 and attempting to prove his manhood simply from his anatomical structure', also, whether the practice of grasping at every other person's possession was not more ape-like than human. And he put it to Huxley, whether it really was truth, pure and simple, he was fighting for; whether it was not more, or at least partly, for the purpose of exposing a weak point in his rival. However, he would not be too severe upon either of them. He would advise them in future to be friendsto assist each other in their workto be helpers not rivals; and he would recommend them to associate in a social mannerto follow the example of good Edward Forbes, who used to call his fellow tradesmen together after their work was over to the Red Lion, and indulge in a little harmony, and he undertook to say, that if they were jovial, open-hearted, merry, and wise, as he was-, if they would meet at some house of call, say once a week, and have their glass and their pipe together, in fact, continued the Mayor, good-humouredly, relax a little, unbend the bow, and cultivate the feelings that warmed the hearts of Tam O'Shanter, and Sonter Johnny, they would soon cease to vex themselves, and disturb the public. At the same time, it was his duty to warn them that a persistance in their present bitter course, and in giving a loose rein to passion, must eventually bring them both to the gallows.

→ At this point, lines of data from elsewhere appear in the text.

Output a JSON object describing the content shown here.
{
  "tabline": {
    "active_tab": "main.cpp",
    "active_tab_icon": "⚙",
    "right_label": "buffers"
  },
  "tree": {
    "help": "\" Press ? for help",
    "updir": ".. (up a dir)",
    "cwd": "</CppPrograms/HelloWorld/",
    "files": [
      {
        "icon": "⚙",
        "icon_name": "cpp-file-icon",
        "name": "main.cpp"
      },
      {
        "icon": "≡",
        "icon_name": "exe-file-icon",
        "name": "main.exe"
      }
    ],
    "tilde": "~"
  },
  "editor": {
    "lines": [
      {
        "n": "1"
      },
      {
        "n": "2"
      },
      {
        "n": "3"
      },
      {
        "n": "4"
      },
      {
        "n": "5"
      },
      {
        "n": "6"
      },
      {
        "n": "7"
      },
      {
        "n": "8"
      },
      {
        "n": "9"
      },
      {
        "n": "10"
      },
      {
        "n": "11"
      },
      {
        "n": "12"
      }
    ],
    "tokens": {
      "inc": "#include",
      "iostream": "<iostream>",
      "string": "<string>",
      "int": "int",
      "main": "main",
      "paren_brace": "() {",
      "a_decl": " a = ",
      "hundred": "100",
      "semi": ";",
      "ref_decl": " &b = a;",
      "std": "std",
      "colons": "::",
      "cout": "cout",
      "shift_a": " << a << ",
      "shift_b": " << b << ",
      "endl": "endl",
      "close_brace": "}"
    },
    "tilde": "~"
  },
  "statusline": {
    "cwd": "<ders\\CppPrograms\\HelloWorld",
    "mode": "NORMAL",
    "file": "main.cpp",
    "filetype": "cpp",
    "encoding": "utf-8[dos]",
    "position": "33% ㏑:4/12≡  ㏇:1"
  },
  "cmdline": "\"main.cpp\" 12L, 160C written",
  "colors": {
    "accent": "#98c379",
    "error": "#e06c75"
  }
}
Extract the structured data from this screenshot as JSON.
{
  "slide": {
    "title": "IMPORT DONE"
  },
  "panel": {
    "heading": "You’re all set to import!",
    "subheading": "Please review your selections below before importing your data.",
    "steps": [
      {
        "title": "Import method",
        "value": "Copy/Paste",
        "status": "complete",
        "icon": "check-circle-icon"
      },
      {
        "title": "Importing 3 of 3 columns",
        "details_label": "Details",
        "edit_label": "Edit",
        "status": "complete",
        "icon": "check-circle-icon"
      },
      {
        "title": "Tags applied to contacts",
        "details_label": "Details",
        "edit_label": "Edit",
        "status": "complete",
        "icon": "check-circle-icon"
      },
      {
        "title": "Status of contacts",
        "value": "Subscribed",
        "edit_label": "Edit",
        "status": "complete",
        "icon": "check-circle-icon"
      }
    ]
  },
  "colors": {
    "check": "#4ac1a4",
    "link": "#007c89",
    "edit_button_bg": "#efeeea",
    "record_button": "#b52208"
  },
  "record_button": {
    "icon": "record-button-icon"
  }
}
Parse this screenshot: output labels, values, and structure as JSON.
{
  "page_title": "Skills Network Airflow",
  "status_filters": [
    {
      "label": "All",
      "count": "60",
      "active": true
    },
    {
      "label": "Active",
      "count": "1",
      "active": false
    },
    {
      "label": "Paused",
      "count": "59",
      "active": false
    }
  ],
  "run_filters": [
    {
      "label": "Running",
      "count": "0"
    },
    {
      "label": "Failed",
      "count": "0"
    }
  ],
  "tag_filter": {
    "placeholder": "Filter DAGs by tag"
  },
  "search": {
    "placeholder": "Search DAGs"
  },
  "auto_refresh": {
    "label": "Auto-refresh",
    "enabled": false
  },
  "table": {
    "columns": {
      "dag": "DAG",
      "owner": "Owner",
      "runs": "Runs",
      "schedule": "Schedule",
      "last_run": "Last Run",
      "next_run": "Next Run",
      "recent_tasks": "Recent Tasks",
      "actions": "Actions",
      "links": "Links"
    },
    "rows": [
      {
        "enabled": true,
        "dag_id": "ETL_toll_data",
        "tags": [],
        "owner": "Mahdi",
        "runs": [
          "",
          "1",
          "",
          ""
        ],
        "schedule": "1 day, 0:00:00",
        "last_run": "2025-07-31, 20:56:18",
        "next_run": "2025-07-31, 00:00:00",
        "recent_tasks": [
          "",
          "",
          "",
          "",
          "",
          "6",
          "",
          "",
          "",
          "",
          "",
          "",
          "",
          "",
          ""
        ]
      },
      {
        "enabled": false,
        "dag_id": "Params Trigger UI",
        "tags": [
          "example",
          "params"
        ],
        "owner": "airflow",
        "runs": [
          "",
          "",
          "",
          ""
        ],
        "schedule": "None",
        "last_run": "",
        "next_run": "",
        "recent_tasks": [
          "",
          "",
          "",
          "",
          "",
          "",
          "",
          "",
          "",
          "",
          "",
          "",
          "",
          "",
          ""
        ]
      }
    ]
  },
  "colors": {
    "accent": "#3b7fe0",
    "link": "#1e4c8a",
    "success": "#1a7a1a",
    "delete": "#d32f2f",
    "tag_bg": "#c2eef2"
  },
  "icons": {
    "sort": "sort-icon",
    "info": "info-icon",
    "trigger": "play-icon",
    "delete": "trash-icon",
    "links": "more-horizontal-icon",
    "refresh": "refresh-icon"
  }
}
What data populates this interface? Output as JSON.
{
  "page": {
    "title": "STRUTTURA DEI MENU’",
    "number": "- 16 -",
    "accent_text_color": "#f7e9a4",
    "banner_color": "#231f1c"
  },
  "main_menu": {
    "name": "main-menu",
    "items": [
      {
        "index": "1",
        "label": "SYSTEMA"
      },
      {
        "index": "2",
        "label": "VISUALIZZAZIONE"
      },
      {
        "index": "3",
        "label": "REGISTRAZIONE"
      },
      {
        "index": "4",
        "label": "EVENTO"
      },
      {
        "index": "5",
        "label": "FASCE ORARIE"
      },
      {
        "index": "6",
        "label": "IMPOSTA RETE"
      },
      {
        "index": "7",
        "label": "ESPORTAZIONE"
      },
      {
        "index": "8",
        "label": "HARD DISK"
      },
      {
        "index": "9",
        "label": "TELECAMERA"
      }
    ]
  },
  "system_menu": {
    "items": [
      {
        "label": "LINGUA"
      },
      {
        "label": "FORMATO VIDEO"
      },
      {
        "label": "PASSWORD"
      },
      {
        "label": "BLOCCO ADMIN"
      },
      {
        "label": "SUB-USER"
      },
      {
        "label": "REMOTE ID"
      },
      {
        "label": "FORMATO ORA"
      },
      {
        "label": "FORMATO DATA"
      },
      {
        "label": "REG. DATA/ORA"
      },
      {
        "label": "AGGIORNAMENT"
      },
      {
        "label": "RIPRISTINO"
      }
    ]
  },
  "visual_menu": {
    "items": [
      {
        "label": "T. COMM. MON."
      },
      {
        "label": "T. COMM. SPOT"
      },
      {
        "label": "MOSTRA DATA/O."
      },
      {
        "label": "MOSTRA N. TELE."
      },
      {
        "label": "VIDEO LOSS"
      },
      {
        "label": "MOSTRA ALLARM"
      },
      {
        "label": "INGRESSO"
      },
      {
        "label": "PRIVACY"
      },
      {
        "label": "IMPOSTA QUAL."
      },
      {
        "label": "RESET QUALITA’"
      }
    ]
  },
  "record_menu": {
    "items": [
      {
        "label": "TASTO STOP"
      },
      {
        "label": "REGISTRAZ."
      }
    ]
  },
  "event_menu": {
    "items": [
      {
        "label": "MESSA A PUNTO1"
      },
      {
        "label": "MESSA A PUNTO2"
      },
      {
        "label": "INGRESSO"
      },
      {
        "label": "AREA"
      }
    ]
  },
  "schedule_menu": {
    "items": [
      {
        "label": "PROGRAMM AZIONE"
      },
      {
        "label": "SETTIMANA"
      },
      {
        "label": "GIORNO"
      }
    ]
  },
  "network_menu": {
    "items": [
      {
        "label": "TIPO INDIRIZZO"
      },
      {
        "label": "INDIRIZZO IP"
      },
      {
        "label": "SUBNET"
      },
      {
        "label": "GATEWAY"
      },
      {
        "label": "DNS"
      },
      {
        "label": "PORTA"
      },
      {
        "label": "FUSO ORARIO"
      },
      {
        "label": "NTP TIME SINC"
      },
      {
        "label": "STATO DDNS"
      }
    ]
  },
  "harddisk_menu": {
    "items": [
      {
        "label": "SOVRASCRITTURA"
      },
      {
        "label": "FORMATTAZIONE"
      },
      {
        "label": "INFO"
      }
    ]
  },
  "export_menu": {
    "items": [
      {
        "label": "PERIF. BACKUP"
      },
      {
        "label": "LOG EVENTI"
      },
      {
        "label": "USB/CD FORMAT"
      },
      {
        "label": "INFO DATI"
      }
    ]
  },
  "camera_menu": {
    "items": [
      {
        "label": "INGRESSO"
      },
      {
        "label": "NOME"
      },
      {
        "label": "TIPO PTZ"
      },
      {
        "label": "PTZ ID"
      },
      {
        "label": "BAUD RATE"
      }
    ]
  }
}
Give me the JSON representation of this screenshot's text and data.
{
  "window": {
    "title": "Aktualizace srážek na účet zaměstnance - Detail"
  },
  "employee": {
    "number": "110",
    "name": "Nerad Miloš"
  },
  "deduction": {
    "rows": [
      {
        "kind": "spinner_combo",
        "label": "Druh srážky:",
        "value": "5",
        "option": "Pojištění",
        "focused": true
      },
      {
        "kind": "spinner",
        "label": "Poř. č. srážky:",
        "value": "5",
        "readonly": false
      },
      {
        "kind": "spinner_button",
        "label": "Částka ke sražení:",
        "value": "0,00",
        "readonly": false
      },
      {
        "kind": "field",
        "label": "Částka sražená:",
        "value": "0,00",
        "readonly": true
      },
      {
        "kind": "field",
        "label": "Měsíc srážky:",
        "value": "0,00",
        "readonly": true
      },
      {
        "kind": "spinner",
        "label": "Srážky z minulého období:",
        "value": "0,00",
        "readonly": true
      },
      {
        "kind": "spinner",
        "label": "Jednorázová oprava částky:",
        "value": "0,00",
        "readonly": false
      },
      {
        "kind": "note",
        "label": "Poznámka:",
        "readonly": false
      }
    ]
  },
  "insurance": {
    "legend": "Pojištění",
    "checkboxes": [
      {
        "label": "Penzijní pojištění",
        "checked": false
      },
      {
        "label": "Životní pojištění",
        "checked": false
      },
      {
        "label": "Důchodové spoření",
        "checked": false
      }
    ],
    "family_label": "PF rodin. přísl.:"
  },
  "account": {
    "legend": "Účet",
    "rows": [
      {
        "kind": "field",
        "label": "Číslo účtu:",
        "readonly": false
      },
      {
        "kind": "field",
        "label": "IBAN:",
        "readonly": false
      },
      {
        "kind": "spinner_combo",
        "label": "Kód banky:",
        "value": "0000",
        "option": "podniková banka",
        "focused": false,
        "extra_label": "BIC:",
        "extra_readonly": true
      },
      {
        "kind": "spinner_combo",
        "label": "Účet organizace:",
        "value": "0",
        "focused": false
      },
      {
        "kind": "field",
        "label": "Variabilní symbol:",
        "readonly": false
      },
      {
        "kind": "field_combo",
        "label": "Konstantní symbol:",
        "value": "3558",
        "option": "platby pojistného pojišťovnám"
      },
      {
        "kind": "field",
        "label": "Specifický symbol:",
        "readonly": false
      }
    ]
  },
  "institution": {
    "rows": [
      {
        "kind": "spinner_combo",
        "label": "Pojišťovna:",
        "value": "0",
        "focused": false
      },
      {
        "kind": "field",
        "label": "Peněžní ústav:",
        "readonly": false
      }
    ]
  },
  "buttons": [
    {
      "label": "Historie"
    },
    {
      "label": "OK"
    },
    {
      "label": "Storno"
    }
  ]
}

At the conclusion of the Mayor's address, there was loud applause in the court, which was immediately checked.
Policeman X. wished to know if Huxley's monkey was to be restored to him.
Lord Mayor Certainly, there was no law to enable him to detain it. The parties then left the dock with an expression on their countenances, which foreboded mischief. No sooner did they reach the street than an altercation ensued, and the loud voices of Huxley and Owen could be heard in the court. Policeman X. asked if he should go out to put a stop to the riot, but the Lord Mayor decided it were best not to notice it, the time and attention of the country could not be occupied with such frivolous disputes. At the same time he stated that if they were brought before him again he certainly should commit them both to Earlswood. As our reporter was passing Jermyn-street in the evening, he recognized Huxley vilifying Owen before a large assembly, holding over his head a board, on which was painted series of monkey skeletons, beginning with the Gibbon, and ending with man, the words"I'll let him know his place in nature," were heard, but as the assemblage consisted of working men, and as they were very orderly they were not interfered with by the police.
C. Blinderman & D. Joyce